Exercise aim ::
Every record below should be printed exactly as it appears.

Supplied records ::

##########

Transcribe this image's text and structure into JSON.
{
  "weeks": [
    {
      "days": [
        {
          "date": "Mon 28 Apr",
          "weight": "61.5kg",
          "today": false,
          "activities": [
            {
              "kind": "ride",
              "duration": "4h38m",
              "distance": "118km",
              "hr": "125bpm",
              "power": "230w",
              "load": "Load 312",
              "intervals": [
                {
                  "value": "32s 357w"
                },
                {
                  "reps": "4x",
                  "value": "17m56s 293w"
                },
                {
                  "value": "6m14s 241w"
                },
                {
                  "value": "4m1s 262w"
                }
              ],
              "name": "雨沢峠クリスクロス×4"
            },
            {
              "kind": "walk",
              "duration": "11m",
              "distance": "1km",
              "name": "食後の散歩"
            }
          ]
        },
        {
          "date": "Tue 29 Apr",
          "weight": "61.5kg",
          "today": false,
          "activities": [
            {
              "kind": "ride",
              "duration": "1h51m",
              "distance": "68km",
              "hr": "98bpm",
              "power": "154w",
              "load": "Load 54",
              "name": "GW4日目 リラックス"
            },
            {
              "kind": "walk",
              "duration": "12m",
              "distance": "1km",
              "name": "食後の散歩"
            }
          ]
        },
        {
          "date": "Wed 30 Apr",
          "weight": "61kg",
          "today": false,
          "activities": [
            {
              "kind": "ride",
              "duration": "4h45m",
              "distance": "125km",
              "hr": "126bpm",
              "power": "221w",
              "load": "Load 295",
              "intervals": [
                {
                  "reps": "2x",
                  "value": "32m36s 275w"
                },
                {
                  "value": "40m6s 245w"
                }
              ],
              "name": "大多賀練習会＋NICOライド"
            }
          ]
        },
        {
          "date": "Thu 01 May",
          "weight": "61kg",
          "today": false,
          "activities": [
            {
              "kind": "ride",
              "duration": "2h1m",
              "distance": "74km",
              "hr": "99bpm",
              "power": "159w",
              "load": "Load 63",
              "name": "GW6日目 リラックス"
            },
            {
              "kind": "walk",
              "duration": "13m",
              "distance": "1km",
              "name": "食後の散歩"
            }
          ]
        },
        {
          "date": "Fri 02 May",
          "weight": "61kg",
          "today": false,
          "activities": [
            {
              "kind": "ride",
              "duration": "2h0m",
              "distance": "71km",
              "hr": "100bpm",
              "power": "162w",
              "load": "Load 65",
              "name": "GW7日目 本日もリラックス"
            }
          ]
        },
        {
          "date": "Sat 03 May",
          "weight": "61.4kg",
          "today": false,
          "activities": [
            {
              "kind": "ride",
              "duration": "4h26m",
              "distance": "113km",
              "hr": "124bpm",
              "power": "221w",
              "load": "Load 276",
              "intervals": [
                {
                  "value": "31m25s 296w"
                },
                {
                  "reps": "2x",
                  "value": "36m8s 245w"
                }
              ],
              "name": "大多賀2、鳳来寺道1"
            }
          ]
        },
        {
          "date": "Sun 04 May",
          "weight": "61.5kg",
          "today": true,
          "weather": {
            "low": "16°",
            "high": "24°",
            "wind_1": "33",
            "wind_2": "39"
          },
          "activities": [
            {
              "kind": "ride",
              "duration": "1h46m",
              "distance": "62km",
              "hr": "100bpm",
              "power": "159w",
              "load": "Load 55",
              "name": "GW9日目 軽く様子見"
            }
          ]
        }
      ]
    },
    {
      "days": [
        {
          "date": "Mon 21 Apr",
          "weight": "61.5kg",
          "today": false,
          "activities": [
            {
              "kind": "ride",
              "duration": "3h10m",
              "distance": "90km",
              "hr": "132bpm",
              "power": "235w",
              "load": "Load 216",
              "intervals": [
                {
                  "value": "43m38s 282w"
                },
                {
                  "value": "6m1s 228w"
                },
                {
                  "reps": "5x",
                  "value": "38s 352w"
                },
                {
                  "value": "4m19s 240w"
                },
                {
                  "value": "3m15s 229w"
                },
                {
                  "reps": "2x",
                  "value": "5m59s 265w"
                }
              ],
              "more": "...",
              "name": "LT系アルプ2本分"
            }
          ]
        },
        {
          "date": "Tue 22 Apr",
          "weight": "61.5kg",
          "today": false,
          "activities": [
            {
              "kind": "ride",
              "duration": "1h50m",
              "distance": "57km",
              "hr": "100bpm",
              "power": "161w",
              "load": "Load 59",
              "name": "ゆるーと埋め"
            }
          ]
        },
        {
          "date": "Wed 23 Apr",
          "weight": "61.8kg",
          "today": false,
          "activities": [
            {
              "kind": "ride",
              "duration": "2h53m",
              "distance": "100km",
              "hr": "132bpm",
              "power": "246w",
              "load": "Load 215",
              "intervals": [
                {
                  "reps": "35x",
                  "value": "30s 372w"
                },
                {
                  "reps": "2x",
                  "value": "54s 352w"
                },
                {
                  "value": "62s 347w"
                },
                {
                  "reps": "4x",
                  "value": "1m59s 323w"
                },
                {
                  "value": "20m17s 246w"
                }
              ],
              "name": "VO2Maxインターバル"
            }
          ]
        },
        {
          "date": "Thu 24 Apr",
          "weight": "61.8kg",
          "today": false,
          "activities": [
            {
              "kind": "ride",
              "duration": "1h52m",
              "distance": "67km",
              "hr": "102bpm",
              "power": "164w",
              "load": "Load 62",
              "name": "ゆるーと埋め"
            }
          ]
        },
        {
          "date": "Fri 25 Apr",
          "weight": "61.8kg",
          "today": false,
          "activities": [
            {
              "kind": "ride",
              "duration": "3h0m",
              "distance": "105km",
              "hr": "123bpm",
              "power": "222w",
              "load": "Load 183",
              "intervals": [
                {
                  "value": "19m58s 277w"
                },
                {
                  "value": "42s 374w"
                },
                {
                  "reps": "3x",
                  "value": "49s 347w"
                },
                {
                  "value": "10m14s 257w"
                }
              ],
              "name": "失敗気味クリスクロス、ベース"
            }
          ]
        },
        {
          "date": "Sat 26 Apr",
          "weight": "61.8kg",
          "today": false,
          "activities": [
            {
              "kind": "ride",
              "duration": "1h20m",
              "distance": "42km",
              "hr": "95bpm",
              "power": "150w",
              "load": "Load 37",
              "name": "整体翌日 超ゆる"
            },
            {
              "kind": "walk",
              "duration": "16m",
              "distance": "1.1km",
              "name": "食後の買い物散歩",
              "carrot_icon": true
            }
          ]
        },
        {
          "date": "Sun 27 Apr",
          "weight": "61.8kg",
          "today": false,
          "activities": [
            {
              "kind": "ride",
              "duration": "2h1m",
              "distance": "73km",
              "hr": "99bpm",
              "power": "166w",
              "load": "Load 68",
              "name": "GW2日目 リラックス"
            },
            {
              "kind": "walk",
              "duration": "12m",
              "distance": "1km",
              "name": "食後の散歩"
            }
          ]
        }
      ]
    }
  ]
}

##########

Exercise output ::
Transcribe this image's text and structure into JSON.
{
  "weeks": [
    {
      "days": [
        {
          "date": "Mon 28 Apr",
          "weight": "61.5kg",
          "today": false,
          "activities": [
            {
              "kind": "ride",
              "duration": "4h38m",
              "distance": "118km",
              "hr": "125bpm",
              "power": "230w",
              "load": "Load 312",
              "intervals": [
                {
                  "value": "32s 357w"
                },
                {
                  "reps": "4x",
                  "value": "17m56s 293w"
                },
                {
                  "value": "6m14s 241w"
                },
                {
                  "value": "4m1s 262w"
                }
              ],
              "name": "雨沢峠クリスクロス×4"
            },
            {
              "kind": "walk",
              "duration": "11m",
              "distance": "1km",
              "name": "食後の散歩"
            }
          ]
        },
        {
          "date": "Tue 29 Apr",
          "weight": "61.5kg",
          "today": false,
          "activities": [
            {
              "kind": "ride",
              "duration": "1h51m",
              "distance": "68km",
              "hr": "98bpm",
              "power": "154w",
              "load": "Load 54",
              "name": "GW4日目 リラックス"
            },
            {
              "kind": "walk",
              "duration": "12m",
              "distance": "1km",
              "name": "食後の散歩"
            }
          ]
        },
        {
          "date": "Wed 30 Apr",
          "weight": "61kg",
          "today": false,
          "activities": [
            {
              "kind": "ride",
              "duration": "4h45m",
              "distance": "125km",
              "hr": "126bpm",
              "power": "221w",
              "load": "Load 295",
              "intervals": [
                {
                  "reps": "2x",
                  "value": "32m36s 275w"
                },
                {
                  "value": "40m6s 245w"
                }
              ],
              "name": "大多賀練習会＋NICOライド"
            }
          ]
        },
        {
          "date": "Thu 01 May",
          "weight": "61kg",
          "today": false,
          "activities": [
            {
              "kind": "ride",
              "duration": "2h1m",
              "distance": "74km",
              "hr": "99bpm",
              "power": "159w",
              "load": "Load 63",
              "name": "GW6日目 リラックス"
            },
            {
              "kind": "walk",
              "duration": "13m",
              "distance": "1km",
              "name": "食後の散歩"
            }
          ]
        },
        {
          "date": "Fri 02 May",
          "weight": "61kg",
          "today": false,
          "activities": [
            {
              "kind": "ride",
              "duration": "2h0m",
              "distance": "71km",
              "hr": "100bpm",
              "power": "162w",
              "load": "Load 65",
              "name": "GW7日目 本日もリラックス"
            }
          ]
        },
        {
          "date": "Sat 03 May",
          "weight": "61.4kg",
          "today": false,
          "activities": [
            {
              "kind": "ride",
              "duration": "4h26m",
              "distance": "113km",
              "hr": "124bpm",
              "power": "221w",
              "load": "Load 276",
              "intervals": [
                {
                  "value": "31m25s 296w"
                },
                {
                  "reps": "2x",
                  "value": "36m8s 245w"
                }
              ],
              "name": "大多賀2、鳳来寺道1"
            }
          ]
        },
        {
          "date": "Sun 04 May",
          "weight": "61.5kg",
          "today": true,
          "weather": {
            "low": "16°",
            "high": "24°",
            "wind_1": "33",
            "wind_2": "39"
          },
          "activities": [
            {
              "kind": "ride",
              "duration": "1h46m",
              "distance": "62km",
              "hr": "100bpm",
              "power": "159w",
              "load": "Load 55",
              "name": "GW9日目 軽く様子見"
            }
          ]
        }
      ]
    },
    {
      "days": [
        {
          "date": "Mon 21 Apr",
          "weight": "61.5kg",
          "today": false,
          "activities": [
            {
              "kind": "ride",
              "duration": "3h10m",
              "distance": "90km",
              "hr": "132bpm",
              "power": "235w",
              "load": "Load 216",
              "intervals": [
                {
                  "value": "43m38s 282w"
                },
                {
                  "value": "6m1s 228w"
                },
                {
                  "reps": "5x",
                  "value": "38s 352w"
                },
                {
                  "value": "4m19s 240w"
                },
                {
                  "value": "3m15s 229w"
                },
                {
                  "reps": "2x",
                  "value": "5m59s 265w"
                }
              ],
              "more": "...",
              "name": "LT系アルプ2本分"
            }
          ]
        },
        {
          "date": "Tue 22 Apr",
          "weight": "61.5kg",
          "today": false,
          "activities": [
            {
              "kind": "ride",
              "duration": "1h50m",
              "distance": "57km",
              "hr": "100bpm",
              "power": "161w",
              "load": "Load 59",
              "name": "ゆるーと埋め"
            }
          ]
        },
        {
          "date": "Wed 23 Apr",
          "weight": "61.8kg",
          "today": false,
          "activities": [
            {
              "kind": "ride",
              "duration": "2h53m",
              "distance": "100km",
              "hr": "132bpm",
              "power": "246w",
              "load": "Load 215",
              "intervals": [
                {
                  "reps": "35x",
                  "value": "30s 372w"
                },
                {
                  "reps": "2x",
                  "value": "54s 352w"
                },
                {
                  "value": "62s 347w"
                },
                {
                  "reps": "4x",
                  "value": "1m59s 323w"
                },
                {
                  "value": "20m17s 246w"
                }
              ],
              "name": "VO2Maxインターバル"
            }
          ]
        },
        {
          "date": "Thu 24 Apr",
          "weight": "61.8kg",
          "today": false,
          "activities": [
            {
              "kind": "ride",
              "duration": "1h52m",
              "distance": "67km",
              "hr": "102bpm",
              "power": "164w",
              "load": "Load 62",
              "name": "ゆるーと埋め"
            }
          ]
        },
        {
          "date": "Fri 25 Apr",
          "weight": "61.8kg",
          "today": false,
          "activities": [
            {
              "kind": "ride",
              "duration": "3h0m",
              "distance": "105km",
              "hr": "123bpm",
              "power": "222w",
              "load": "Load 183",
              "intervals": [
                {
                  "value": "19m58s 277w"
                },
                {
                  "value": "42s 374w"
                },
                {
                  "reps": "3x",
                  "value": "49s 347w"
                },
                {
                  "value": "10m14s 257w"
                }
              ],
              "name": "失敗気味クリスクロス、ベース"
            }
          ]
        },
        {
          "date": "Sat 26 Apr",
          "weight": "61.8kg",
          "today": false,
          "activities": [
            {
              "kind": "ride",
              "duration": "1h20m",
              "distance": "42km",
              "hr": "95bpm",
              "power": "150w",
              "load": "Load 37",
              "name": "整体翌日 超ゆる"
            },
            {
              "kind": "walk",
              "duration": "16m",
              "distance": "1.1km",
              "name": "食後の買い物散歩",
              "carrot_icon": true
            }
          ]
        },
        {
          "date": "Sun 27 Apr",
          "weight": "61.8kg",
          "today": false,
          "activities": [
            {
              "kind": "ride",
              "duration": "2h1m",
              "distance": "73km",
              "hr": "99bpm",
              "power": "166w",
              "load": "Load 68",
              "name": "GW2日目 リラックス"
            },
            {
              "kind": "walk",
              "duration": "12m",
              "distance": "1km",
              "name": "食後の散歩"
            }
          ]
        }
      ]
    }
  ]
}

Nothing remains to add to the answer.